With his double above knee amputee, the fact that he is still in High school has got a sterling career ahead as a Paralympian, and at his age 16, his potential is beneath sprinting for the next decades and even beyond.
He was full of confidence and his outlook exuded a positive attitude to life when he was approached with BBC Sports Africa. That was when he broke the South African junior champion’s record. He told the BBC that, “The best is yet to come, I won’t predict when it’s going to be, but for sure in the years coming.”

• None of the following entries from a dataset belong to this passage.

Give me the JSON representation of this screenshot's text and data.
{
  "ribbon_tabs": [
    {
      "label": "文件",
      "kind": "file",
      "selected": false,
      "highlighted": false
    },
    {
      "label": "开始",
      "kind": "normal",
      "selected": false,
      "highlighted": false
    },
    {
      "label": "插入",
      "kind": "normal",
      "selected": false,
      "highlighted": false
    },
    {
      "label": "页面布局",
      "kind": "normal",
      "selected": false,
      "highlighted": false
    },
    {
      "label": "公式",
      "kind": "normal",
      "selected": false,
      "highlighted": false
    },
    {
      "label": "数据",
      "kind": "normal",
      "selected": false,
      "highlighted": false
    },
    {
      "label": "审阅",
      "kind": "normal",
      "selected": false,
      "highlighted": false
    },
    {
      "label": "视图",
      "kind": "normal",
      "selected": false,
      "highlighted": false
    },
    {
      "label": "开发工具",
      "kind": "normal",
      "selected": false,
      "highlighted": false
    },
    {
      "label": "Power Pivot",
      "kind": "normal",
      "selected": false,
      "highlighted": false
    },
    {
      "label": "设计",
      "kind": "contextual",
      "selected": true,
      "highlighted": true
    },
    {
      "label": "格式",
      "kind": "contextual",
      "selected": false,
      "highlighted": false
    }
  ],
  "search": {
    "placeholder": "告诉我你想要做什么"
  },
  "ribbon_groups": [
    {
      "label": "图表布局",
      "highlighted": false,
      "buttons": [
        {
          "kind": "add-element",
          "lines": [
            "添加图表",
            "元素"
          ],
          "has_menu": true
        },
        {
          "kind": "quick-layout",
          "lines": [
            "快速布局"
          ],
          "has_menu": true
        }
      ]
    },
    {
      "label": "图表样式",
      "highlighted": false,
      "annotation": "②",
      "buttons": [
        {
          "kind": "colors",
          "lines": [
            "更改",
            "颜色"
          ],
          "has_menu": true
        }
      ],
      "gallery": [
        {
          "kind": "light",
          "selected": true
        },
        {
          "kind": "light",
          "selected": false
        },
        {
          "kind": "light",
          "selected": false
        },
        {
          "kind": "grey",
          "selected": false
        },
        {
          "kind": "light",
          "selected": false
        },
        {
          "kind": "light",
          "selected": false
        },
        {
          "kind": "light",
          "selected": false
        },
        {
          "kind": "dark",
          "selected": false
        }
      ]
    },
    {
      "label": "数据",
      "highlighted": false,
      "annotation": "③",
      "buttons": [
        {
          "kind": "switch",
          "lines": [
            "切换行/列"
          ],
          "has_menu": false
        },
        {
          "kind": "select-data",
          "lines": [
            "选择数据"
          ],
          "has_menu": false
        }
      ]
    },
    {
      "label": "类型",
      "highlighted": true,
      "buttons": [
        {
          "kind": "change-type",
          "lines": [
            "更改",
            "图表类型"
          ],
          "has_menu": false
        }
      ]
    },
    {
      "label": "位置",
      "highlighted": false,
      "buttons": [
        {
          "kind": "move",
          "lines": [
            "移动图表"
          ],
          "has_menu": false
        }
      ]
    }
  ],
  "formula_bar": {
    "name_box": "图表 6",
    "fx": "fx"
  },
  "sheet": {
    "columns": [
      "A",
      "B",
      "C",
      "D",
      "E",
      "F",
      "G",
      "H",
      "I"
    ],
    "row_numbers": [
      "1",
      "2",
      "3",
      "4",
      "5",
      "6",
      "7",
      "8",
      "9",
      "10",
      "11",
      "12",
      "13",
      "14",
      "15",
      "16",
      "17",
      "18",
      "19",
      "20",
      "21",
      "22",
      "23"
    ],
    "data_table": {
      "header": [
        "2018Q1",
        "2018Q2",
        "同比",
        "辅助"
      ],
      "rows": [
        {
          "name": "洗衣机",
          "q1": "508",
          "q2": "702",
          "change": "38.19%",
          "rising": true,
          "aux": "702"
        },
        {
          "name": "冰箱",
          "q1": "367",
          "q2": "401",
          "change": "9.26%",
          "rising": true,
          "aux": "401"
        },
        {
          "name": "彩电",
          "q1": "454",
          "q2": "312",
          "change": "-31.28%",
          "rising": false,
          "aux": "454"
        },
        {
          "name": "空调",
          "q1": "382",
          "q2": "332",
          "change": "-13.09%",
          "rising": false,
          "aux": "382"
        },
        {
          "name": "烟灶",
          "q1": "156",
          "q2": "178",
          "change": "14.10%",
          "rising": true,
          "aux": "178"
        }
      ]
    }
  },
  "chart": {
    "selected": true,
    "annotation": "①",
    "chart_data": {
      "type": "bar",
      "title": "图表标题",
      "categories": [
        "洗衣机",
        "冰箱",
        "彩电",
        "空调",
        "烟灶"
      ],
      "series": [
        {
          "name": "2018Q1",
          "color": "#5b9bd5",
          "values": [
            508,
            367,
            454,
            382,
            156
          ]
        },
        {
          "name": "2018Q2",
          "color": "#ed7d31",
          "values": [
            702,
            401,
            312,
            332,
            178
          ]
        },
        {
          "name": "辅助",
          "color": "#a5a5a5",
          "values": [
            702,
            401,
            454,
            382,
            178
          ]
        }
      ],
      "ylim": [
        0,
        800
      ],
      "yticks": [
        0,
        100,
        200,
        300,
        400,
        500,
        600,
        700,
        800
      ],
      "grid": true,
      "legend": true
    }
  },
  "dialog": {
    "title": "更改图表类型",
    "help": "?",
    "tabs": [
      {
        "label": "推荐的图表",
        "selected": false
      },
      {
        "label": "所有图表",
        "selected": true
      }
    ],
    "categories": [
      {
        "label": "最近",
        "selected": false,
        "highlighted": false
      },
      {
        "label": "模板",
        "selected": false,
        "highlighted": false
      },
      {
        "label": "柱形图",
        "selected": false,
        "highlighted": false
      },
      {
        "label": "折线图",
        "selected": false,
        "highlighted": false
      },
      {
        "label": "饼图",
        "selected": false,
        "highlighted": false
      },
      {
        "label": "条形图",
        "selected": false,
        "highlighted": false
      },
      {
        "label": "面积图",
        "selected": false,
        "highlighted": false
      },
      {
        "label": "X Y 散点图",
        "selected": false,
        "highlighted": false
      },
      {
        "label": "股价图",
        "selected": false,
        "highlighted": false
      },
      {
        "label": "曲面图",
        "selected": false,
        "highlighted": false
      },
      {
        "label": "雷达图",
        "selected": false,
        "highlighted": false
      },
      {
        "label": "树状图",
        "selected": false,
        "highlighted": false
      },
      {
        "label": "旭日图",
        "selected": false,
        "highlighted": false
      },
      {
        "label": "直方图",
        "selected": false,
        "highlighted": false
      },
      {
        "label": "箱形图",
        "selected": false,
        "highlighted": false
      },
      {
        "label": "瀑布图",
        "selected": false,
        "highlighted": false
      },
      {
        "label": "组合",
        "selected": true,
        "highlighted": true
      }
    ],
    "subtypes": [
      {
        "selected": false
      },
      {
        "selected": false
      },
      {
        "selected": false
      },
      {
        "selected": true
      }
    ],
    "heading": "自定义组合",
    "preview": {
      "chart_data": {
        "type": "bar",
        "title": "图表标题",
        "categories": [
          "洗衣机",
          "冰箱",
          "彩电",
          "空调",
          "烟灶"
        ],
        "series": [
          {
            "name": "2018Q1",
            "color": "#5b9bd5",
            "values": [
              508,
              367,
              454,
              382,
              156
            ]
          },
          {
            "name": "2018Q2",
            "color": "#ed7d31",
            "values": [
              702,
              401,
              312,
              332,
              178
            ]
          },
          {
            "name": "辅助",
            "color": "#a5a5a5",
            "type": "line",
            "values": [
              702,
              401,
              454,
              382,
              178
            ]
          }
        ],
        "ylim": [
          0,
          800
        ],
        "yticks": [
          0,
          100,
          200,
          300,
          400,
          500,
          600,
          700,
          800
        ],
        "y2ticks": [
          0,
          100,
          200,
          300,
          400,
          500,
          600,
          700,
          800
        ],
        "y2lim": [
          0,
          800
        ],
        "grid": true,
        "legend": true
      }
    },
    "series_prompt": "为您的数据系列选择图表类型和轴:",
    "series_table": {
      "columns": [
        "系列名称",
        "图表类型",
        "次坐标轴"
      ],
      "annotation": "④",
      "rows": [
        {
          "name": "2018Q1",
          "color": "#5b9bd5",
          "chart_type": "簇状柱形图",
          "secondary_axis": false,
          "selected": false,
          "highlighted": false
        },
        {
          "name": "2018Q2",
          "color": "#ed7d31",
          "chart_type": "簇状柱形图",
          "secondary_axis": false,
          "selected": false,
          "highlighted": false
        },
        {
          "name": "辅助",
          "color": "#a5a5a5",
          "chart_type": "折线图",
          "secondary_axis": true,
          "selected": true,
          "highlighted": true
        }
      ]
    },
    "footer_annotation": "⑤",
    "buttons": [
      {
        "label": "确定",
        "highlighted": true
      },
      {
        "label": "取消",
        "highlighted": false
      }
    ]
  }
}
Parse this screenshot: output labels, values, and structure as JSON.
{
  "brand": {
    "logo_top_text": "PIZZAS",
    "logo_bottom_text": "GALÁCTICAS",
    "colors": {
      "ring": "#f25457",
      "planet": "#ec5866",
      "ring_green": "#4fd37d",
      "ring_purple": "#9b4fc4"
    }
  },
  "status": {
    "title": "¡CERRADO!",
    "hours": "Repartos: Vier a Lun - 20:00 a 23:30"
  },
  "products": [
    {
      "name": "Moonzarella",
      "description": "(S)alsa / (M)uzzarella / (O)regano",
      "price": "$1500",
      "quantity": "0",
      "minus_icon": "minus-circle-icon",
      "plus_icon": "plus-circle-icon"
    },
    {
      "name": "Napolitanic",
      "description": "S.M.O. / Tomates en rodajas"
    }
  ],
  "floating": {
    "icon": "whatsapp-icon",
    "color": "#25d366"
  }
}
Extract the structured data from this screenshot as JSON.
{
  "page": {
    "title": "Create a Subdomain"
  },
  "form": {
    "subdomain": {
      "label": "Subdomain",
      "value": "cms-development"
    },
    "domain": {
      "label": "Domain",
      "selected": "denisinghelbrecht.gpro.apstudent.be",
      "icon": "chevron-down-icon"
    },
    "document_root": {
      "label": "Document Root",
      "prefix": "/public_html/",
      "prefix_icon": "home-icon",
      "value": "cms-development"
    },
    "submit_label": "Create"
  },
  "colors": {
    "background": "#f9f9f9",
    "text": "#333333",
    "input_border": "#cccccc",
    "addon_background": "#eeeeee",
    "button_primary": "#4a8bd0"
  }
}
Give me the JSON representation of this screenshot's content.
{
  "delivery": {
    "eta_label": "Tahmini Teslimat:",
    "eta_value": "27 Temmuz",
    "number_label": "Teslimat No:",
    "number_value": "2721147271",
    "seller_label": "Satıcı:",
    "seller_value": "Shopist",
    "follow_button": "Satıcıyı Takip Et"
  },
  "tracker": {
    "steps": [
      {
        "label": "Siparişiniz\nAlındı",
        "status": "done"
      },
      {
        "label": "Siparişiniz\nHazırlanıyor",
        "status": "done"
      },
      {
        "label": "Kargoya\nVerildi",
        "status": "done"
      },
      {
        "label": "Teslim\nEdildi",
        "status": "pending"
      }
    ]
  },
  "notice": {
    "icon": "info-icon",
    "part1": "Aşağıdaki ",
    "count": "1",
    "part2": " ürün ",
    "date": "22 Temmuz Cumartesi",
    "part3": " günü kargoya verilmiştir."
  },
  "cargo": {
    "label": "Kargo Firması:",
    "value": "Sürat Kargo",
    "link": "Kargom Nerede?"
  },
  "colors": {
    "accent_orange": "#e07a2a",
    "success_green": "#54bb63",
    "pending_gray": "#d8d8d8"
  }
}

He had Hemimonia condition and was confined to a wheelchair for the first 10 years of his life. Below the knees, his legs hadn’t fully developed since he was born. Since 2012 when he was fixed with blades to assist him to walk, his life transformed. He made a decision with the charity that helps disabled children, called Jumping Kids in South Africa that he was interested to join football. They assisted him to acquire the prosthetics.
He explained to the BBC the moment his rights were granted, it was the time he started enjoying life to his fullest, that’s when he started living having privileges to be a guy enough, making him who he is today.
Almost everyone, including Paralympics officials, is very confident that Ntando will rise up to be a stardom in a near future. This is echoed by Leon Fleiser, who used to be a South Africa’s chef de mission in Rio, saying, “Seeing what he did in Rio in 2014 I can’t wait to be in Tokyo to see what he is going to do. Ntando is an ambassador not just for the Paralympian fraternity but for all people with disability.”
Despite his looks and dreams to the near future of breaking more records, Mahlangu is not interested to be identified as a blade runner star, but he believes in himself and wants to be that way, not even comparing him to other Paralympics.
Despite conquering and getting better qualifications in Rio Paralympics, he’s looking at his silver medal as little as a flaming candle on a cake. He’s beyond getting the rewards and he only needs to enjoy himself during these games, not even being preoccupied with becoming star athlete prospects.
He considers himself as an inspiration, which he meant to be a good thing. He joined and inspired jumping Kids, which as a charity, formally donated prosthetic blades for him. This is considered to be a hard-work, by Michael Steven, Charity’s operational manager.
He says Ntando makes the full use of the provided kits, as it’s a difficult task for a double amputee person like Ntando to leverage the hard-work in games, and making it to the finals. His great work inspired other children at a charity center.
Besides athletics, Ntando has a dream of becoming a Doctor or an Engineer, as he is focusing a lot on his school work. He studies from a high school in Pretoria with a goal of joining university and pursue his dream jobs. Disability is not inability. #Rewordit